(EXCERPTED RECORDS):
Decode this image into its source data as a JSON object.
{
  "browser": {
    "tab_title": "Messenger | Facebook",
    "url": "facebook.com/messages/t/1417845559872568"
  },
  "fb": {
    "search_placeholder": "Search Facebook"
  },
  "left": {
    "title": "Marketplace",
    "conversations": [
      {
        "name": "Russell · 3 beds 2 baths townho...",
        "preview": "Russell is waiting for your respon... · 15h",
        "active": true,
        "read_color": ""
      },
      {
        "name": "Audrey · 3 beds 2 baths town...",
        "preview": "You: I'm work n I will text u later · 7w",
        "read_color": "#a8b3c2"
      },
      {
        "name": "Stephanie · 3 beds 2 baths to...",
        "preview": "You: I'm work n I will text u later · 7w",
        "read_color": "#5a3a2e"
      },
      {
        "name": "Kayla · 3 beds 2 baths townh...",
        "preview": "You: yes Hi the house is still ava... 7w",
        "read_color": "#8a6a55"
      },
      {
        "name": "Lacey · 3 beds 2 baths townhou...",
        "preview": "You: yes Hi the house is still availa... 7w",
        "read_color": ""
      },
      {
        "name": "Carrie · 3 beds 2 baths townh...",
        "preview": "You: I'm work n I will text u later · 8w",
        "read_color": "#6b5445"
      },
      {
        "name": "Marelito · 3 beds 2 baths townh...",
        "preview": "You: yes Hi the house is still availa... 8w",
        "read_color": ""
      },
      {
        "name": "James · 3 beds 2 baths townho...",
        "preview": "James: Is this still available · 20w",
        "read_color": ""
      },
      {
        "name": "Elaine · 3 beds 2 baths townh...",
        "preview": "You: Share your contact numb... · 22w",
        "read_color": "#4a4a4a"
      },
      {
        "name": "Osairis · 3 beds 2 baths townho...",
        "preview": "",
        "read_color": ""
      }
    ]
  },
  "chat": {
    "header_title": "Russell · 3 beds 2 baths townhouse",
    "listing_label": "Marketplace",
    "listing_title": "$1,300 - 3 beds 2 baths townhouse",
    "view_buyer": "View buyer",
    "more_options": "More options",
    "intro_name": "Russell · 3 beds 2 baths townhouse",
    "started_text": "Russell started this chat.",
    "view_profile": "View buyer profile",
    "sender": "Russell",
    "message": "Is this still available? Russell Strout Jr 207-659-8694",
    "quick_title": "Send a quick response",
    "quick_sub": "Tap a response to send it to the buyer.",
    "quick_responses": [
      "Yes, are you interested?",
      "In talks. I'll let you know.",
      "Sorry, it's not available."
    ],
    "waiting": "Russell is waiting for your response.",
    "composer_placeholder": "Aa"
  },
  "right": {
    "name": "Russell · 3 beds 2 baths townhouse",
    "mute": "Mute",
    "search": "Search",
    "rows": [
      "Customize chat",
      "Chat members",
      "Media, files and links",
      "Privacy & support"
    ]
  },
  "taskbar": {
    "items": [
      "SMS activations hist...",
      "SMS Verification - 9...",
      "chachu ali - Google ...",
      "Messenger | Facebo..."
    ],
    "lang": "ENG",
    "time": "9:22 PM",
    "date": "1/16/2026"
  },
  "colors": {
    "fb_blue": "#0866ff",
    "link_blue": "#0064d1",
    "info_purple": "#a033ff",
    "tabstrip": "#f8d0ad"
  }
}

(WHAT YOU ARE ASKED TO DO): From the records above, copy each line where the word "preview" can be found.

(OUTPUT):
        "preview": "Russell is waiting for your respon... · 15h",
        "preview": "You: I'm work n I will text u later · 7w",
        "preview": "You: I'm work n I will text u later · 7w",
        "preview": "You: yes Hi the house is still ava... 7w",
        "preview": "You: yes Hi the house is still availa... 7w",
        "preview": "You: I'm work n I will text u later · 8w",
        "preview": "You: yes Hi the house is still availa... 8w",
        "preview": "James: Is this still available · 20w",
        "preview": "You: Share your contact numb... · 22w",
        "preview": "",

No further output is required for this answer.